One of the oddest things about doing the work that I do is the reactions people have to the core idea: many of the behaviours and choices which we think we do independently turn out to be shaped by the choices of others. Looking at some car market data this week is a great example: even I was surprised to see how clearly the kind of social signatures we describe in our latest book fall out of the sales data. 

But not everyone finds it so easy to embrace the social thing. For example, I have been involved this week in a long debate on a LinkedIn BE group (I know I shouldn't) about smoking and smoking cessation – actually it's ended up being a debate about thinking and not thinking. It's striking there how some people really do feel that they are active authors of their own lives – making independent "decisions" left, right and centre, like this decisive kinda guy, maybe?

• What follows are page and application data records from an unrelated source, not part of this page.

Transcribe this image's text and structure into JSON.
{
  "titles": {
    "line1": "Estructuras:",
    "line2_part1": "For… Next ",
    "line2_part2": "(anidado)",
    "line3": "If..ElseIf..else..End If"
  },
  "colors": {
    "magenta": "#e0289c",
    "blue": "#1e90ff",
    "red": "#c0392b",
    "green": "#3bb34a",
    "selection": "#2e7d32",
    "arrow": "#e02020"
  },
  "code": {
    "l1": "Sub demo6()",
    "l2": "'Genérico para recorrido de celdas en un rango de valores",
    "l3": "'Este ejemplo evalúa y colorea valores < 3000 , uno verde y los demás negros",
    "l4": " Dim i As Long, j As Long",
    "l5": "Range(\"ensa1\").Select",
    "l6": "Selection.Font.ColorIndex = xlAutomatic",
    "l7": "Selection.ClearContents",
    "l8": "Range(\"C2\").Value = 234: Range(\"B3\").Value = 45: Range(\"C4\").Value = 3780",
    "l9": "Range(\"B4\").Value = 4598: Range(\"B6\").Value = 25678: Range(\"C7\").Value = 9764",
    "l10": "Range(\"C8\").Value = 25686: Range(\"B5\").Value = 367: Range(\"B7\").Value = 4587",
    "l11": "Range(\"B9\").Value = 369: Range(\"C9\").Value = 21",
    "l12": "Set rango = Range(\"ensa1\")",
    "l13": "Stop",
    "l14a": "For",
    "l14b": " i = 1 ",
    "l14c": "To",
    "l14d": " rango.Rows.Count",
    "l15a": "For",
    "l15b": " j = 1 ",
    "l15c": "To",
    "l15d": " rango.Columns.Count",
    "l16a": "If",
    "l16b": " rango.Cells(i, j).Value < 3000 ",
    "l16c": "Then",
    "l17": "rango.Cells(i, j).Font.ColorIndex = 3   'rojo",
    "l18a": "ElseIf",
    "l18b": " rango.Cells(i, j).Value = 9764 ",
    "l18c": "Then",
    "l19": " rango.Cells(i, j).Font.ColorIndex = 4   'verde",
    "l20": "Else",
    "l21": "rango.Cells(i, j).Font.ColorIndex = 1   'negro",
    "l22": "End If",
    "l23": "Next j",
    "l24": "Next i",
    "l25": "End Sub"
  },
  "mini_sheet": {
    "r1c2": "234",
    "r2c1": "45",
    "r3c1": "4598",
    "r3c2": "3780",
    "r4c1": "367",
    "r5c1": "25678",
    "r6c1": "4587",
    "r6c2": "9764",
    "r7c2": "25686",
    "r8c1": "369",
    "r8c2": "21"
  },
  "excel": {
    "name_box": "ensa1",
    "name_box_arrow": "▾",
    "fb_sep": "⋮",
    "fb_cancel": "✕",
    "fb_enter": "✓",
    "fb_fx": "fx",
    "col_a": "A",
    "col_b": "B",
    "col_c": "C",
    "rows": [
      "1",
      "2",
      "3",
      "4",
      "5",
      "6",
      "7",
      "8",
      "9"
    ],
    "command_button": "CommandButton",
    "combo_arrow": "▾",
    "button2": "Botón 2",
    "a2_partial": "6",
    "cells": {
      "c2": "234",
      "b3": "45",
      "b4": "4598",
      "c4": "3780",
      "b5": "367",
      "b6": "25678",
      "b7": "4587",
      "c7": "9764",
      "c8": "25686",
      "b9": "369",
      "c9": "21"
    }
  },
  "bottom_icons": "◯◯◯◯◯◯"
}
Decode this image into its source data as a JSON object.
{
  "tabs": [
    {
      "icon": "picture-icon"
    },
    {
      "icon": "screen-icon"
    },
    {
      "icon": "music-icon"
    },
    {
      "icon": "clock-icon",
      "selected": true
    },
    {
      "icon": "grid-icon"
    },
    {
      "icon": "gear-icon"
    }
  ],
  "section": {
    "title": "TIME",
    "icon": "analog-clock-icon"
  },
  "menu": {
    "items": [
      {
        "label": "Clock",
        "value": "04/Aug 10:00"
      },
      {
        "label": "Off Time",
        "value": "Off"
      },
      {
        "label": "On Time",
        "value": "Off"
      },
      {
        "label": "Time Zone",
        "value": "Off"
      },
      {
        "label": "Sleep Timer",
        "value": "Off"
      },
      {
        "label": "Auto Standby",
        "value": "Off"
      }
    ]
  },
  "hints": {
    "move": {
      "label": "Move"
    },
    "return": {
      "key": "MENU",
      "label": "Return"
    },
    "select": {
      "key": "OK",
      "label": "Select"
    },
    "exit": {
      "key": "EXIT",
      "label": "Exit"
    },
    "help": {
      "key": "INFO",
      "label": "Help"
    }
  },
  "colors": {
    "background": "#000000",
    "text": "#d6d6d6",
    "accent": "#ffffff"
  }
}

These kinds of people find it really hard to accept that their experience (or recalled experience, most commonly) of highly conscious executive decision-making is largely illusory (or even that they might be an exception to the cognitive rule): in general terms, our conscious minds are (as Kahnemann points out) more Press Office than Oval Office, more sense-maker than decision-maker. And much of the time (in our oversupplied modern world), the popularity heuristic – what she's having – seems to work just dandy; that and recency "what we did last time". 

Im sure I'll be trying IHWSH in a moment, when we head off to the pub. Somebody tell me what I want – maybe I'll just have what she's having.

Have a nice weekend, all. Wherever you are.